Dr. Ian Fairlie joins Dr. Caldicott on the program in this interview recorded in July, a few months after the Fukushima accident. Dr. Fairlie is a radiobiologist from Great Britain. He works as an independent consultant in the field of radioactivity in the environment and advises environmental organizations, the European Parliament as well as local and national authorities in several countries. Dr. Fairlie studied chemistry at the University of Western Ontario in Canada and radiobiology at Barts Medical College in London. He wrote his doctorate on the effects of radioactive contamination in the vicinity of Sellafield and La Hague. Dr. Fairlie lives in London and published the Torch Report - The Other Report on Chernobyl, commissioned by the European Greens in 2006. His area of expertise is the dosimetric impacts of nuclear reactor emissions. He has written extensively on epidemiology studies of child leukemias near nuclear facilities, and the hazards of tritium.
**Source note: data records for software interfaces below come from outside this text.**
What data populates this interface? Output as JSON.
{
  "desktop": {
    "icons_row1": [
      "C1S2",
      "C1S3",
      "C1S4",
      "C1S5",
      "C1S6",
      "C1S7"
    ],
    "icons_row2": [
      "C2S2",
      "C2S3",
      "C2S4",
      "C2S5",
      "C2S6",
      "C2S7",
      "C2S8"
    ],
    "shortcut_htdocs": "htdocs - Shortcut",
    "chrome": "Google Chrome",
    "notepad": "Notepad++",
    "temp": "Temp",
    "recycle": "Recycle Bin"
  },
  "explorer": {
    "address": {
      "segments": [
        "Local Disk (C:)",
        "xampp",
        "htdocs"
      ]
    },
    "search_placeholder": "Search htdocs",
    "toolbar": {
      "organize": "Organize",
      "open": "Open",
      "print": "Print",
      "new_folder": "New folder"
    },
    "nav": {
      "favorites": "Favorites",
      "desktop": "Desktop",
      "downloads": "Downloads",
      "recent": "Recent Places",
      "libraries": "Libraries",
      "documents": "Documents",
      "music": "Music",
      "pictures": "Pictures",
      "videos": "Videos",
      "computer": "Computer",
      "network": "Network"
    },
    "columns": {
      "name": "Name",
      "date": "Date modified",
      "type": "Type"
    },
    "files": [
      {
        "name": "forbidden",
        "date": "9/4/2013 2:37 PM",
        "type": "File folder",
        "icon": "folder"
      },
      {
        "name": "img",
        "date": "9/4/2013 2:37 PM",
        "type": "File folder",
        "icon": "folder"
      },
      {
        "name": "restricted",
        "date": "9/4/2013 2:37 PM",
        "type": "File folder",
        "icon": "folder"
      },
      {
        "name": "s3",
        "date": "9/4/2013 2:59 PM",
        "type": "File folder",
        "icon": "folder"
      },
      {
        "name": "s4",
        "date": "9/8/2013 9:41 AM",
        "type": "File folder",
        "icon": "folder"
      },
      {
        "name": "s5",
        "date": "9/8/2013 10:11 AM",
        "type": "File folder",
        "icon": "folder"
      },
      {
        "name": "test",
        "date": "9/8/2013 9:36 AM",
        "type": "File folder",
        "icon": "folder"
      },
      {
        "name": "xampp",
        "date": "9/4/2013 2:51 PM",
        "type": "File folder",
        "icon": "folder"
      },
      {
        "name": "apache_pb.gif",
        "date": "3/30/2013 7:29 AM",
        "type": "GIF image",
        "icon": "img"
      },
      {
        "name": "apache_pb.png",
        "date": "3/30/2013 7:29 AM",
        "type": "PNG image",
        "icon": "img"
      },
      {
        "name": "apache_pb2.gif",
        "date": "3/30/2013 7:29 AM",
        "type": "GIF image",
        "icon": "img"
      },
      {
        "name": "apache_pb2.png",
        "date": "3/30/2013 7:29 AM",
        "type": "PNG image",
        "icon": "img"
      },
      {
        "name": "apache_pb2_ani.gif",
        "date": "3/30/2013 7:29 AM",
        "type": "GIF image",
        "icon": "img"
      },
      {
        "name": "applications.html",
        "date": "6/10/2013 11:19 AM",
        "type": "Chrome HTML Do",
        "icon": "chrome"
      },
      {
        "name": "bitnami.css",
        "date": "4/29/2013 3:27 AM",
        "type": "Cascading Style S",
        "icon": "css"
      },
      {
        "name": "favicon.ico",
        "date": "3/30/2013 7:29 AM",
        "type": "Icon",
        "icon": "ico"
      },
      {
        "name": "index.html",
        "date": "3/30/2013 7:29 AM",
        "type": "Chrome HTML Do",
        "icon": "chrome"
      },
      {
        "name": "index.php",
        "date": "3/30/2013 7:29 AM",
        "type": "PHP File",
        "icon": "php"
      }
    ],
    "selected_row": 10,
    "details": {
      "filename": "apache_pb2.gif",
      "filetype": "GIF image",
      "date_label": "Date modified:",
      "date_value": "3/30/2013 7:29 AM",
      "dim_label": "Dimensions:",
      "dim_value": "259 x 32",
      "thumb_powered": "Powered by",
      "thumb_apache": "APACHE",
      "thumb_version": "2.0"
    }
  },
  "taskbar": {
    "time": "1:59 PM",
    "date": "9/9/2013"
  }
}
A few
of the topics Dr. Caldicott and Dr. Fairlie address are the ongoing criticality at the Fukushima reactors, the internal emitters being released from the accident site, hot spots in Europe and the northern hemisphere from the 1986 Chernobyl meltdown and now Fukushima, and the continued push for nuclear power around the world despite Fukushima. Read the October 2011 articles Fukushima victims are desperate, angry and Japan still considering total nuclear power pullout. Read Dr. Fairlie’s October 2010 article The risks of nuclear energy are not exaggerated. Dr. Caldicott mentions the report released by the New York Academy of Sciences that determined that 1 million people have died as a result of Chernobyl. Listen to Dr. Caldicott’s interview with report editor
Dr. Janette Sherman.